As former Congresswoman Gabby Giffords put it at the 2015 Domestic Violence Awareness Summit, “dangerous people with guns are a threat to women. Criminals with guns. Abusers with guns. Stalkers with guns. That makes gun violence a women’s issue. For mothers, for families, for me and you.” Giffords was shot in the head at a Tucson constituent meeting in 2011, and has since used her political presence to advocate for commonsense gun laws.
The statistics about gun violence and women’s health and safety that Giffords spoke of couldn’t be more damning: as the numbers show below, gun violence is heavily intertwined with the issue of domestic and intimate partner violence ― and women are the most affected population of this lethal combination.
In recognition of the tragic impact the lack of sensible gun control has on American society, here are 11 sobering statistics that remind us gun violence is, unequivocally, a women’s issue:
The number of states that don’t require those prohibited from purchasing a firearm due to domestic violence charges to relinquish the firearms they already own.
The number of people killed by firearms annually in the U.S. by intimate partners.
80 percent of people killed by firearms annually in the U.S. by intimate partners are women.
The percentage of intimate partner murders that involve a fatal gunshot.
Domestic violence victims are 5 times more likely to be killed if her partner owns a gun.
A woman in the U.S. is fatally shot by her current or former intimate partner every 16 hours.
The percentage of mass shootings in the years of 2008-2013 that involved intimate partners.
American women are 11 times more likely to be murdered with a firearm than women in any other developed nation.
The percent of Americans who support barring people from owning a firearm if they’ve been issued a restraining order or have been convicted of stalking.
The number of women living in domestic violence shelters in California who were threatened or harmed with a firearm by their domestic partners.
Number of states without laws complementing federal prohibitions against those convicted of misdemeanor domestic violence buying or using guns. That can make it harder for local officials to enforce those prohibitions, according to Everytown for Gun Safety.
CORRECTION: A previous version of this story said that in 35 states, those convicted of misdemeanor domestic violence or restraining order charges can still buy or use a firearm. While those states lack their own prohibitions against gun possession for such domestic abusers, it is still illegal under federal law.

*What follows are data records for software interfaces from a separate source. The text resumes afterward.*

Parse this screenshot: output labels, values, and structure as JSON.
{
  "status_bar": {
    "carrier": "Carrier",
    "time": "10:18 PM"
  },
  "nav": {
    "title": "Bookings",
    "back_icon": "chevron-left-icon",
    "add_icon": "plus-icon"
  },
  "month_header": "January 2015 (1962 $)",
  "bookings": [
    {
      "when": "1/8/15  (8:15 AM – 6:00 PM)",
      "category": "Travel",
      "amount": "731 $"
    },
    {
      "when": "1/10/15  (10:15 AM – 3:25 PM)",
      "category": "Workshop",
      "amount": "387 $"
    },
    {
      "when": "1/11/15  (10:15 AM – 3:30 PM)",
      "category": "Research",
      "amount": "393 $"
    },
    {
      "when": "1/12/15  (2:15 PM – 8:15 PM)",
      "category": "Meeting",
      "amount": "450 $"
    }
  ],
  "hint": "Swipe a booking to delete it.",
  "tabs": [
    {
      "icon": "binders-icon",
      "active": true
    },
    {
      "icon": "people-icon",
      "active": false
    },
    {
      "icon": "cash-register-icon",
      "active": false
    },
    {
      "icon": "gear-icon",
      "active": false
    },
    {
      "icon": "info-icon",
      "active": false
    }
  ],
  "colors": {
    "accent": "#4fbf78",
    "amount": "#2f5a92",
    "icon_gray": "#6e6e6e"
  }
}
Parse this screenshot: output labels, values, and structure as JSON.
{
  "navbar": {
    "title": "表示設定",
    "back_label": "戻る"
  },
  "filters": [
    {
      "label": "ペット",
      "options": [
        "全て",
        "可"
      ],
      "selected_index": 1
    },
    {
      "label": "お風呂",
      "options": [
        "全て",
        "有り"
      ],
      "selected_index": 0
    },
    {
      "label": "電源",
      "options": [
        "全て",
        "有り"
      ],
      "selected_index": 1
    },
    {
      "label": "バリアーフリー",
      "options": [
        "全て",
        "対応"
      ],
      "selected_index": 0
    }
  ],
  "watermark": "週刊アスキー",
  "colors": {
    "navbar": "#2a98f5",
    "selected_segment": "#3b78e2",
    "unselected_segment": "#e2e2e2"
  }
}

Need help? In the U.S., call 1-800-799-SAFE (7233) for the National Domestic Violence Hotline.